Items listed in a dataset

⁂

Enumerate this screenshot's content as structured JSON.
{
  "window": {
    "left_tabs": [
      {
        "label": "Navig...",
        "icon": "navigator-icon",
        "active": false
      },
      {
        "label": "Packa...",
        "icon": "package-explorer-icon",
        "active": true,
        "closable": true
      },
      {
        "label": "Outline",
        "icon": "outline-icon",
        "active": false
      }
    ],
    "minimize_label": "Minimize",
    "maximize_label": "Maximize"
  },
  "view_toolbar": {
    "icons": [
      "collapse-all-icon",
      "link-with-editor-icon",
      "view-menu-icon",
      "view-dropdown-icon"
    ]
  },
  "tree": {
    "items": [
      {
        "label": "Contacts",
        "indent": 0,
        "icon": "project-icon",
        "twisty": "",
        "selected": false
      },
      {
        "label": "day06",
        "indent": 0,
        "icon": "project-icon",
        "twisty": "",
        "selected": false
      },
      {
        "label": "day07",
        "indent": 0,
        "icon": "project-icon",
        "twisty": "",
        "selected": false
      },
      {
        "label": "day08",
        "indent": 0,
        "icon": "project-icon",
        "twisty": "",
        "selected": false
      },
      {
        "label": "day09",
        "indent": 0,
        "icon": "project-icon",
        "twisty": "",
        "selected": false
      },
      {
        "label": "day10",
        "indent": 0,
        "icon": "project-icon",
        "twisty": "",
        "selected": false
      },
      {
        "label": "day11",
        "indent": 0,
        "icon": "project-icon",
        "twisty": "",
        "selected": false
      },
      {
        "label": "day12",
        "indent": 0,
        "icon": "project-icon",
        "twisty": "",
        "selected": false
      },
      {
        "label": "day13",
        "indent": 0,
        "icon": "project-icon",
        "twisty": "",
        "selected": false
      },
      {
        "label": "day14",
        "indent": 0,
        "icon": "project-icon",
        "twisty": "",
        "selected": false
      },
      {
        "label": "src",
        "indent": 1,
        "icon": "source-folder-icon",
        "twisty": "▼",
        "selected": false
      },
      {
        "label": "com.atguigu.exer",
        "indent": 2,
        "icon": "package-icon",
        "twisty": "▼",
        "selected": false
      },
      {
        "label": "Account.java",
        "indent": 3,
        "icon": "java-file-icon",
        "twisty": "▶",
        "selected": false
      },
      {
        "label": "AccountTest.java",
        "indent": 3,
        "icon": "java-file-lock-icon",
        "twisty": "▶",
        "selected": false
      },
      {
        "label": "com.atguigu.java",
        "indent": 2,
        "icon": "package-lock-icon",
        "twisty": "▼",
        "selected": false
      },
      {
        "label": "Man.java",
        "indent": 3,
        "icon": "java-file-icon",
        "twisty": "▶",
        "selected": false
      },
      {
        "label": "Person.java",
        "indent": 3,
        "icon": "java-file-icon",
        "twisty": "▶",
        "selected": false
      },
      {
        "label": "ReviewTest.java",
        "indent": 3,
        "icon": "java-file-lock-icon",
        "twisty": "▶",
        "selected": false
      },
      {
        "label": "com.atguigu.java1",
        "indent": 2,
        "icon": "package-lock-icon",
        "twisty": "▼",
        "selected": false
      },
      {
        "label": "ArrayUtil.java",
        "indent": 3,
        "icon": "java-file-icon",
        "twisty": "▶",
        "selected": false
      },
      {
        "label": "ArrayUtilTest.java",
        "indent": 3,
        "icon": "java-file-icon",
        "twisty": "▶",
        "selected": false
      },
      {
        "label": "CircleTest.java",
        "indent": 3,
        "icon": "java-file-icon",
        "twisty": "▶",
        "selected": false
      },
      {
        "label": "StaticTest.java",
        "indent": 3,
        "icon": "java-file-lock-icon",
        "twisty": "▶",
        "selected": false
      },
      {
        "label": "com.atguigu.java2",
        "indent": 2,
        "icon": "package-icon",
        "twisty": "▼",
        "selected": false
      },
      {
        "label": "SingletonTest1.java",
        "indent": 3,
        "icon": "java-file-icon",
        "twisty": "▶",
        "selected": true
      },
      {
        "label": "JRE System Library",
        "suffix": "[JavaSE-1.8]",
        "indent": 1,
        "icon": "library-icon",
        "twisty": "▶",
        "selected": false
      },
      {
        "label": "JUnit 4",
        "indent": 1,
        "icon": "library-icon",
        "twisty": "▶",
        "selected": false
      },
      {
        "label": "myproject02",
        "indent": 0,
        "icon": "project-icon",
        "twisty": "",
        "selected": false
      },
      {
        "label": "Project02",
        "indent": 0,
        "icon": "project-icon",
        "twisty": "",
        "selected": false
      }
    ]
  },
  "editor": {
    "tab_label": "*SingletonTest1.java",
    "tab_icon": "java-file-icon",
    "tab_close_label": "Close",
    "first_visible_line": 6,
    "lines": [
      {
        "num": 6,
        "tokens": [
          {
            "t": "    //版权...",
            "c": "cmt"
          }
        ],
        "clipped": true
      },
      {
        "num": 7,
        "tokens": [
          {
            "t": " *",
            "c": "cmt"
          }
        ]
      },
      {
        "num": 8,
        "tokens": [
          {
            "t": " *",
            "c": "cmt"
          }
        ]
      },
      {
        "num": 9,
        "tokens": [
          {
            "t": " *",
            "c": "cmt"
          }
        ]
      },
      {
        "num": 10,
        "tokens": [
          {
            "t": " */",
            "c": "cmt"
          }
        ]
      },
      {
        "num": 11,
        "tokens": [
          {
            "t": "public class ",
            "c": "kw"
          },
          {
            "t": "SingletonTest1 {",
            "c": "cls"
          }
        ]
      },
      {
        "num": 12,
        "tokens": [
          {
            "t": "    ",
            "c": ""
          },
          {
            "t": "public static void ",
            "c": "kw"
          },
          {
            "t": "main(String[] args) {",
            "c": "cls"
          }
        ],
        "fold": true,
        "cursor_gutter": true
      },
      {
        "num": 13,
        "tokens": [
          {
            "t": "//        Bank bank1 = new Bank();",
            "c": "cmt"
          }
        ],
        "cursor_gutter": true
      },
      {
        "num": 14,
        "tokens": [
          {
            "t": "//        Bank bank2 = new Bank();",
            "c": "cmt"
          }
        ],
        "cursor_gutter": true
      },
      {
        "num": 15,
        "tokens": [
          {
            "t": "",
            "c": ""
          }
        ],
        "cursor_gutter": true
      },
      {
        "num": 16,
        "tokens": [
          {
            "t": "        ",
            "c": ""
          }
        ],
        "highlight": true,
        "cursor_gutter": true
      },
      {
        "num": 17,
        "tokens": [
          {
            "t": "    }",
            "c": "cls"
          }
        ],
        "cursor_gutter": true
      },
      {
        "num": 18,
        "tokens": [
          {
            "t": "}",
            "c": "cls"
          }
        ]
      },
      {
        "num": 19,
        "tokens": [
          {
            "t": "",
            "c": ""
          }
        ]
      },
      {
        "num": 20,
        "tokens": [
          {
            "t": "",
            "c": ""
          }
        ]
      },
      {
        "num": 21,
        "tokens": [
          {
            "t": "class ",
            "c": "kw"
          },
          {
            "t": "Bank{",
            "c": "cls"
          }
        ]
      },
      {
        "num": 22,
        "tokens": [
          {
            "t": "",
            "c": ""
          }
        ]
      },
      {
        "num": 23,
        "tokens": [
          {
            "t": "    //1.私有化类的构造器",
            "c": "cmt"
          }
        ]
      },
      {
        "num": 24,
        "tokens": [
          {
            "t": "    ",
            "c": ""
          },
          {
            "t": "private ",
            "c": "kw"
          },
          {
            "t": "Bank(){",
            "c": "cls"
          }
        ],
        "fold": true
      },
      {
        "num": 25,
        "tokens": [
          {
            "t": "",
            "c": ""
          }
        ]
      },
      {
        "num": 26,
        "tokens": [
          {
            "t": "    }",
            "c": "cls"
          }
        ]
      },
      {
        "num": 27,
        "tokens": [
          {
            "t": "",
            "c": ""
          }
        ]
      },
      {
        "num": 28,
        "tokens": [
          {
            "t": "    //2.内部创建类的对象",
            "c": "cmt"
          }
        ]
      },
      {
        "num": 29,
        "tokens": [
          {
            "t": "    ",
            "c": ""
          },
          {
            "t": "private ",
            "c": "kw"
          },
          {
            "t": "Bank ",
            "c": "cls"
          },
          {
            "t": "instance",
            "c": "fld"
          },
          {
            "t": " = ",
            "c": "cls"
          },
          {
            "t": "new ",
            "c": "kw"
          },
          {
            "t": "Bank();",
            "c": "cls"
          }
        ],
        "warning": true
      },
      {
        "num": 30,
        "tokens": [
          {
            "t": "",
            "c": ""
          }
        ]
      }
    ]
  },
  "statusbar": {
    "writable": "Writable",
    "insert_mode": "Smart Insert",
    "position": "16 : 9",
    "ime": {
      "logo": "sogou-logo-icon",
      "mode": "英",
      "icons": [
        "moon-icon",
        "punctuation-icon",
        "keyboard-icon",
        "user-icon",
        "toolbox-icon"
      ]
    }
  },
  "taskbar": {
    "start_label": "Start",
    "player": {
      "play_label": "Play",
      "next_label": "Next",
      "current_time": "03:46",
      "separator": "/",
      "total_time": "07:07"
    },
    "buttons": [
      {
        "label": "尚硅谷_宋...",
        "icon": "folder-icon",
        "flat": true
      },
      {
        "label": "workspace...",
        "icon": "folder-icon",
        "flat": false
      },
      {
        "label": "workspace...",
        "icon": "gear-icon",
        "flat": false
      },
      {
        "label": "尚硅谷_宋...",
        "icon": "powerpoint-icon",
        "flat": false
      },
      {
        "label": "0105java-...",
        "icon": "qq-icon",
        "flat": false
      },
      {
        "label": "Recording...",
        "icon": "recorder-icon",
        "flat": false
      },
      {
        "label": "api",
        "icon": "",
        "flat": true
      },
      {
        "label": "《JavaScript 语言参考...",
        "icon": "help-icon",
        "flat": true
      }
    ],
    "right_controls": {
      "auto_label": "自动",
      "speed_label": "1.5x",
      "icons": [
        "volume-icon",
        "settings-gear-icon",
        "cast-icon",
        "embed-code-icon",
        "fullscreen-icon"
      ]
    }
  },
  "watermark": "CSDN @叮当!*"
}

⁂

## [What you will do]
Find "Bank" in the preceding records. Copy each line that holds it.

## [Solved exercise]
            "t": "//        Bank bank1 = new Bank();",
            "t": "//        Bank bank2 = new Bank();",
            "t": "Bank{",
            "t": "Bank(){",
            "t": "Bank ",
            "t": "Bank();",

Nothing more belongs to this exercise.